(Dataset excerpts)
_ _ _

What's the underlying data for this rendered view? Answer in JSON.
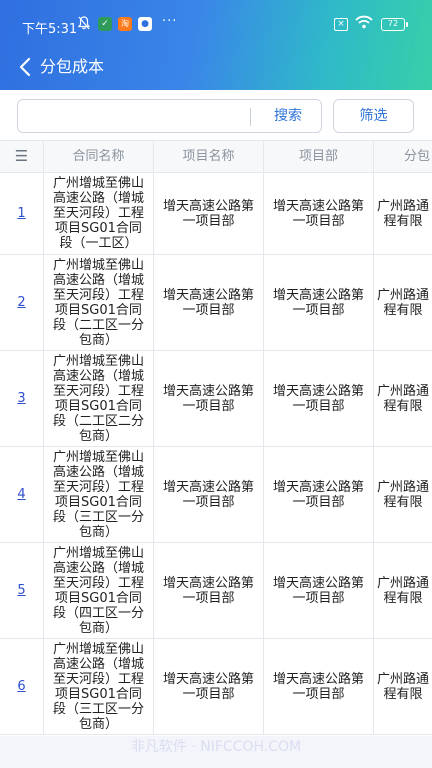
{
  "status_bar": {
    "time": "下午5:31",
    "dots": "···",
    "app_icon_2_text": "淘",
    "battery": "72"
  },
  "header": {
    "title": "分包成本"
  },
  "search": {
    "value": "",
    "placeholder": "",
    "search_label": "搜索",
    "filter_label": "筛选"
  },
  "table": {
    "columns": [
      "合同名称",
      "项目名称",
      "项目部",
      "分包"
    ],
    "rows": [
      {
        "index": "1",
        "contract_lines": [
          "广州增城至佛山",
          "高速公路（增城",
          "至天河段）工程",
          "项目SG01合同",
          "段（一工区）"
        ],
        "project_lines": [
          "增天高速公路第",
          "一项目部"
        ],
        "dept_lines": [
          "增天高速公路第",
          "一项目部"
        ],
        "sub_lines": [
          "广州路通",
          "程有限"
        ]
      },
      {
        "index": "2",
        "contract_lines": [
          "广州增城至佛山",
          "高速公路（增城",
          "至天河段）工程",
          "项目SG01合同",
          "段（二工区一分",
          "包商）"
        ],
        "project_lines": [
          "增天高速公路第",
          "一项目部"
        ],
        "dept_lines": [
          "增天高速公路第",
          "一项目部"
        ],
        "sub_lines": [
          "广州路通",
          "程有限"
        ]
      },
      {
        "index": "3",
        "contract_lines": [
          "广州增城至佛山",
          "高速公路（增城",
          "至天河段）工程",
          "项目SG01合同",
          "段（二工区二分",
          "包商）"
        ],
        "project_lines": [
          "增天高速公路第",
          "一项目部"
        ],
        "dept_lines": [
          "增天高速公路第",
          "一项目部"
        ],
        "sub_lines": [
          "广州路通",
          "程有限"
        ]
      },
      {
        "index": "4",
        "contract_lines": [
          "广州增城至佛山",
          "高速公路（增城",
          "至天河段）工程",
          "项目SG01合同",
          "段（三工区一分",
          "包商）"
        ],
        "project_lines": [
          "增天高速公路第",
          "一项目部"
        ],
        "dept_lines": [
          "增天高速公路第",
          "一项目部"
        ],
        "sub_lines": [
          "广州路通",
          "程有限"
        ]
      },
      {
        "index": "5",
        "contract_lines": [
          "广州增城至佛山",
          "高速公路（增城",
          "至天河段）工程",
          "项目SG01合同",
          "段（四工区一分",
          "包商）"
        ],
        "project_lines": [
          "增天高速公路第",
          "一项目部"
        ],
        "dept_lines": [
          "增天高速公路第",
          "一项目部"
        ],
        "sub_lines": [
          "广州路通",
          "程有限"
        ]
      },
      {
        "index": "6",
        "contract_lines": [
          "广州增城至佛山",
          "高速公路（增城",
          "至天河段）工程",
          "项目SG01合同",
          "段（三工区一分",
          "包商）"
        ],
        "project_lines": [
          "增天高速公路第",
          "一项目部"
        ],
        "dept_lines": [
          "增天高速公路第",
          "一项目部"
        ],
        "sub_lines": [
          "广州路通",
          "程有限"
        ]
      }
    ]
  },
  "watermark": "非凡软件 · NIFCCOH.COM",
  "colors": {
    "accent": "#2f74d8",
    "header_start": "#2f6fe0",
    "header_end": "#37d0a8",
    "link": "#2f4fd0"
  }
}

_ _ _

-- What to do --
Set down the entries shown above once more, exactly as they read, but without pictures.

-- Task answer --
What's the underlying data for this rendered view? Answer in JSON.
{
  "status_bar": {
    "time": "下午5:31",
    "dots": "···",
    "app_icon_2_text": "淘",
    "battery": "72"
  },
  "header": {
    "title": "分包成本"
  },
  "search": {
    "value": "",
    "placeholder": "",
    "search_label": "搜索",
    "filter_label": "筛选"
  },
  "table": {
    "columns": [
      "合同名称",
      "项目名称",
      "项目部",
      "分包"
    ],
    "rows": [
      {
        "index": "1",
        "contract_lines": [
          "广州增城至佛山",
          "高速公路（增城",
          "至天河段）工程",
          "项目SG01合同",
          "段（一工区）"
        ],
        "project_lines": [
          "增天高速公路第",
          "一项目部"
        ],
        "dept_lines": [
          "增天高速公路第",
          "一项目部"
        ],
        "sub_lines": [
          "广州路通",
          "程有限"
        ]
      },
      {
        "index": "2",
        "contract_lines": [
          "广州增城至佛山",
          "高速公路（增城",
          "至天河段）工程",
          "项目SG01合同",
          "段（二工区一分",
          "包商）"
        ],
        "project_lines": [
          "增天高速公路第",
          "一项目部"
        ],
        "dept_lines": [
          "增天高速公路第",
          "一项目部"
        ],
        "sub_lines": [
          "广州路通",
          "程有限"
        ]
      },
      {
        "index": "3",
        "contract_lines": [
          "广州增城至佛山",
          "高速公路（增城",
          "至天河段）工程",
          "项目SG01合同",
          "段（二工区二分",
          "包商）"
        ],
        "project_lines": [
          "增天高速公路第",
          "一项目部"
        ],
        "dept_lines": [
          "增天高速公路第",
          "一项目部"
        ],
        "sub_lines": [
          "广州路通",
          "程有限"
        ]
      },
      {
        "index": "4",
        "contract_lines": [
          "广州增城至佛山",
          "高速公路（增城",
          "至天河段）工程",
          "项目SG01合同",
          "段（三工区一分",
          "包商）"
        ],
        "project_lines": [
          "增天高速公路第",
          "一项目部"
        ],
        "dept_lines": [
          "增天高速公路第",
          "一项目部"
        ],
        "sub_lines": [
          "广州路通",
          "程有限"
        ]
      },
      {
        "index": "5",
        "contract_lines": [
          "广州增城至佛山",
          "高速公路（增城",
          "至天河段）工程",
          "项目SG01合同",
          "段（四工区一分",
          "包商）"
        ],
        "project_lines": [
          "增天高速公路第",
          "一项目部"
        ],
        "dept_lines": [
          "增天高速公路第",
          "一项目部"
        ],
        "sub_lines": [
          "广州路通",
          "程有限"
        ]
      },
      {
        "index": "6",
        "contract_lines": [
          "广州增城至佛山",
          "高速公路（增城",
          "至天河段）工程",
          "项目SG01合同",
          "段（三工区一分",
          "包商）"
        ],
        "project_lines": [
          "增天高速公路第",
          "一项目部"
        ],
        "dept_lines": [
          "增天高速公路第",
          "一项目部"
        ],
        "sub_lines": [
          "广州路通",
          "程有限"
        ]
      }
    ]
  },
  "watermark": "非凡软件 · NIFCCOH.COM",
  "colors": {
    "accent": "#2f74d8",
    "header_start": "#2f6fe0",
    "header_end": "#37d0a8",
    "link": "#2f4fd0"
  }
}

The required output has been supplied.